The federal Department of Fisheries and Oceans (DFO) has placed a "no fishing for salmon" restriction on the Birkenhead River, lower Lillooet River and Lillooet Lake until Sept. 15, citing low salmon counts last year.
The Squamish-Lillooet Sport Fish Advisory Committee first made the recommendation to the DFO that they place the restriction on the migration route of Birkenhead River Chinook.
The fish travel north from the Fraser River in about January or February and then up through Harrison Lake, the Lillooet River and finally the Birkenhead at any time from about May or June. There they spawn in late August and September.
Figures from the DFO indicate that there were 1,259 Chinook in the Birkenhead in 2006; 1,968 in the river in 2007. Last year showed a sharp drop in the fish count - observers tallied a total 206.
Dave Brown, a Whistler realtor and member of the Squamish-Lillooet Sport Fish Advisory Committee, said the DFO can't risk losing even one Chinook salmon. That means even catch-and-release fishing, normally permitted on the river, should be restricted.
"Simply because they spend so much time in fresh water, you don't want them getting caught and then caught again," he said. "If you were to come up with the ultimate Chinook salmon for a sport fish variety, Birkenhead Chinook are that because they're very aggressive towards flies, lures, anything that you kind of throw at them."
Though fishing for Chinooks has been restricted, that doesn't mean you're not allowed to sport fish on any of the restricted rivers. You can still fish for species such as trout and Dolly Varden.
"The recommendation could have been to close the river entirely," Brown said. "We felt that that was taking way too many angling opportunities... for trout and Dolly Varden and also bull trout.

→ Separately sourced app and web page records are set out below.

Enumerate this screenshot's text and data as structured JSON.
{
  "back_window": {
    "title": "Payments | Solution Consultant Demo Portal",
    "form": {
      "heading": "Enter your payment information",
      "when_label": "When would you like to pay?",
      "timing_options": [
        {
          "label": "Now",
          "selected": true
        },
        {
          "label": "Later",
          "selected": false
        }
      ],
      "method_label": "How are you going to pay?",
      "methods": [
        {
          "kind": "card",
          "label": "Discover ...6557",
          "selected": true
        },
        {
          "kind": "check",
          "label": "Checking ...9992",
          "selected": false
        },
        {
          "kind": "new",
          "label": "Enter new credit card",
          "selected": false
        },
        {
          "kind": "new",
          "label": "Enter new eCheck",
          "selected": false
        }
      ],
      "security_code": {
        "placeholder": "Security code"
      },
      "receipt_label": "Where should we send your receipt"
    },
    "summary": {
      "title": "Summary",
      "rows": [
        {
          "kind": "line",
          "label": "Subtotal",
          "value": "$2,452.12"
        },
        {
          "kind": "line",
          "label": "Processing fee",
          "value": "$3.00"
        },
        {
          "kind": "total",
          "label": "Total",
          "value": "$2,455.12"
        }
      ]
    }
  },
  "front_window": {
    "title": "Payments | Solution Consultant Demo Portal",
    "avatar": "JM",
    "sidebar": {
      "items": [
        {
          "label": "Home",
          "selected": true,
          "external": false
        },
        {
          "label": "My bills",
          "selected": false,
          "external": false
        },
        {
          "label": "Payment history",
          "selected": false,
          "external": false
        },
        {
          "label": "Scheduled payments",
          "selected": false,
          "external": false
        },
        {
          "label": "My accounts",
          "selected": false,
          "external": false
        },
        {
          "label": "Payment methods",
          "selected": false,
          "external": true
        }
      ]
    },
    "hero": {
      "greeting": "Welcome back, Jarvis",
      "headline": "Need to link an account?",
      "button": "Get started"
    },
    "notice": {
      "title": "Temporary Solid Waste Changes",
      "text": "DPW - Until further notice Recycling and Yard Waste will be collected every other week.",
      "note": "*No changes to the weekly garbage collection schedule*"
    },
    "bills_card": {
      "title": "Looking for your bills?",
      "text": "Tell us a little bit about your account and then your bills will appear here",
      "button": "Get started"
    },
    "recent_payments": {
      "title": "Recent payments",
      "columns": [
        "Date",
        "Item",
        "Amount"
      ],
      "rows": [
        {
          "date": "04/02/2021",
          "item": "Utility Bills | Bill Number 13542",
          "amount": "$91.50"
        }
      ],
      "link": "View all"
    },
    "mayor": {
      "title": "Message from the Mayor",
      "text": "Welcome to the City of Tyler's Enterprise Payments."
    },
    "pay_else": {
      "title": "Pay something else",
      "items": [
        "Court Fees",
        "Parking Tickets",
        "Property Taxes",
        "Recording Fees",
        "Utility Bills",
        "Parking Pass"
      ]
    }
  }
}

"So there's still angling opportunities for these trout, and there's cutthroat trout as well, so we wanted to make sure these opportunities were available as well."
Though the average fish count in the Birkenhead is around 500, Brown said in a news release that a "dramatic decline in escapement" has precipitated the recommendation to restrict fishing for Chinook.
"We just felt that although the impact is low and the mortality is low on sport fishing, we always want to allow for recreational fishing to take place whenever possible," he said. "This year we just thought it was such low returns that even if we just lost one fish, no one felt that it would be right to be fishing for them during this time."